Based on creativity and originality, yes. But from an economical standpoint, perhaps, no. Is this another lesson to what we’ve been discussing all along: the importance of anchors? Or is this a premature conclusion, especially since most young festivals lose money in their fledgling years? Sub-question: Is Moogfest really a young festival anymore? Let’s tackle these and then we can hit up our lists.
CO: To answer your question, yes Moogfest is still a young festival. It shares a name with an older festival, but there’s no relation otherwise. They can go through the same growing pains that any other young fest would go through, especially between year one and year two. I will say that Moogfest definitely gets points for trying something different. Not only did they put together perhaps the most unique lineup of the year, they decided to go five days long and have a “day” lineup of presentations and panels, and a “night” lineup of music. It’s a dream festival for anyone who is into that scene on more than just a musical level.
The problem is, by stretching it out to five days, you’re limiting your audience greatly. Anyone with a job and little to no vacation time is automatically out. Some that would have free time might not be able to afford staying in Asheville for five days. Any way you slice it, five days is a long time for a music festival, no matter what other kind of peripheral activities are happening around the music. I’m taking a stab in the dark here, but I’m guessing that contributed to the small turnout — when you’ve got a niche festival like that, you’ve got to make it more accessible to out-of-towners.
I think they need to find the right balance between their vision of Moogfest and AC Entertainment’s versions if they truly want the festival to be a success. I, for one, hope we haven’t seen the last of Moogfest, no matter where they go from here.
FM: Moogfest may have been our last shot at a truly original, one-of-a-kind festival experience. Don’t get me wrong, there are some great lineups this year, but they are all massive outdoor events short on esoteric delights. The intimate, specialized event for the discerning music lover is a dying breed. As was the case with ATP, we apparently can’t have nice things and you can’t pay the bills with creativity points.
I agree with Carson’s assessment that five days may have been a bit much for Moogfest, especially for an event in April. Bad timing probably killed the S.S. Coachella, and it may be a factor here as well.

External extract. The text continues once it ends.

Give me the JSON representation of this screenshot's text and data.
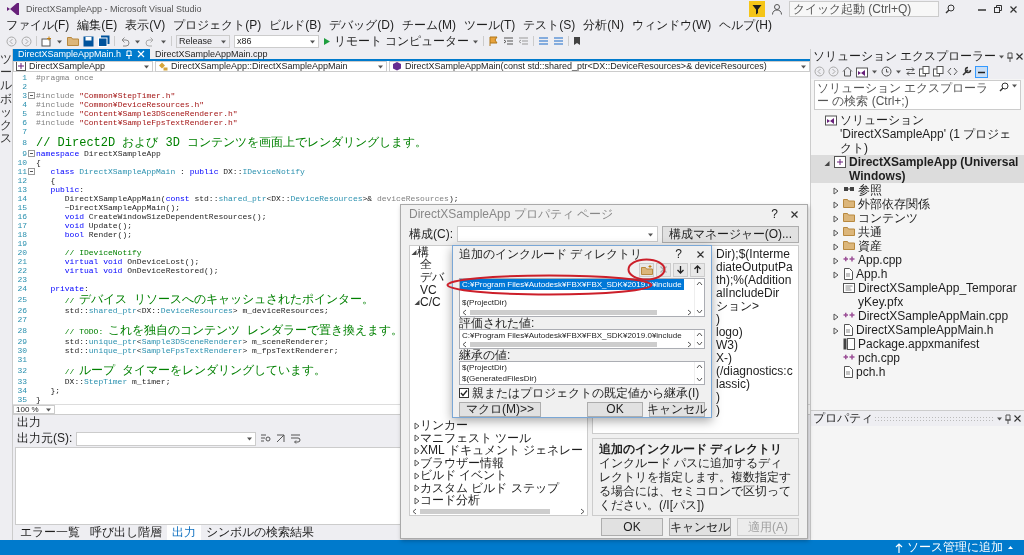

MR: Timing is everything with festivals and, yeah, five days is just too much. It stopped me from being able to attend and this is my life. You can’t aim to be South by Southwest in the first go-around, which is sort of what they attempted to do, come to think of it. Despite the pitfalls, I think we all agree it was a success, creatively speaking, and deserves its spot amongst the best of 2014. It’s just a shame we won’t be using the term “blockbuster” at all.
Boston Calling: Spring 2014 // Photo by Ben Kaye
On the plus side, there are several young festivals that deserve that title already. Look at Corona Capitol! Or Boston Calling’s sister installment for the fall! There are a lot of great junior festivals refusing to pull their punches, and it’s working out well for them.
I think this is about as great a time as any to break into our list. Shall we?